**GIVEN RECORDS:**
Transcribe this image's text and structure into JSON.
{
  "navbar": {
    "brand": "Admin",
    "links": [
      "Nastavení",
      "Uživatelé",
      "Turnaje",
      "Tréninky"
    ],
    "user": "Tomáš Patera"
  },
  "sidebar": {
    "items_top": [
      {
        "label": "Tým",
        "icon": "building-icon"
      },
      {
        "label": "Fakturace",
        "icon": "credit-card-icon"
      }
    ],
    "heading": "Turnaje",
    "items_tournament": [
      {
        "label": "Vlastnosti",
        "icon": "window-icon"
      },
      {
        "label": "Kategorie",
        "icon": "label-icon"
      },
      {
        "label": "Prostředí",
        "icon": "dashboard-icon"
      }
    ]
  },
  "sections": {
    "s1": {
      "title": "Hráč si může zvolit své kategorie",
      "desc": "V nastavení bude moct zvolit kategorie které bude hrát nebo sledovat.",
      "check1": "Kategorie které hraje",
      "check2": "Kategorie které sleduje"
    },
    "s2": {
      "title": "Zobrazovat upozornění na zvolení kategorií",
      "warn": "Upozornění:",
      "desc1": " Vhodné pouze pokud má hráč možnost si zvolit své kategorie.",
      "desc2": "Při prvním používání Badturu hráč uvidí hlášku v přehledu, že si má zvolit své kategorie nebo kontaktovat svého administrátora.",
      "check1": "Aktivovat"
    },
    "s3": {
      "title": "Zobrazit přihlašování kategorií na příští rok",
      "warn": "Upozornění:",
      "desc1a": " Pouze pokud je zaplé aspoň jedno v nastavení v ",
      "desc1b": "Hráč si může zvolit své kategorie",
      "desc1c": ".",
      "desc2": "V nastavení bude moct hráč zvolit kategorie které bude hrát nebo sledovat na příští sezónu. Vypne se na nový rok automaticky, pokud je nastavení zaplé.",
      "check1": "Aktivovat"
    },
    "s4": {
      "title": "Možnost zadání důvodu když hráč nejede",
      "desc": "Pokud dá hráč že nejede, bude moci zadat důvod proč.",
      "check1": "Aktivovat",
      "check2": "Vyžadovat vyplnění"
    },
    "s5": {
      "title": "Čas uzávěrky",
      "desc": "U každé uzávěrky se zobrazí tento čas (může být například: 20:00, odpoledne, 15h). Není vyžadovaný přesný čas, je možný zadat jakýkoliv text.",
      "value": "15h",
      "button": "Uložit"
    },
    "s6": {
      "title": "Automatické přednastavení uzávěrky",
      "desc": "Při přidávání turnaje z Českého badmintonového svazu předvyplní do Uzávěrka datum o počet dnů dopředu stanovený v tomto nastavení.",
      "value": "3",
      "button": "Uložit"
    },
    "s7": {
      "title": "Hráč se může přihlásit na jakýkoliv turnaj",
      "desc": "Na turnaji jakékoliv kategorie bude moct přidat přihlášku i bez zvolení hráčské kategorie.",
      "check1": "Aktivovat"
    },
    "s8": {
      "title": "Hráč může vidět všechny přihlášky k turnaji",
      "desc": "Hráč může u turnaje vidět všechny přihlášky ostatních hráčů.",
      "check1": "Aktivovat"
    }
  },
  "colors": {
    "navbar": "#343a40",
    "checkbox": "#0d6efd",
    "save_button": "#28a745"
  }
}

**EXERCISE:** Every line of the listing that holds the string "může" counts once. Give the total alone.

**RESPONSE TO THE EXERCISE:** 6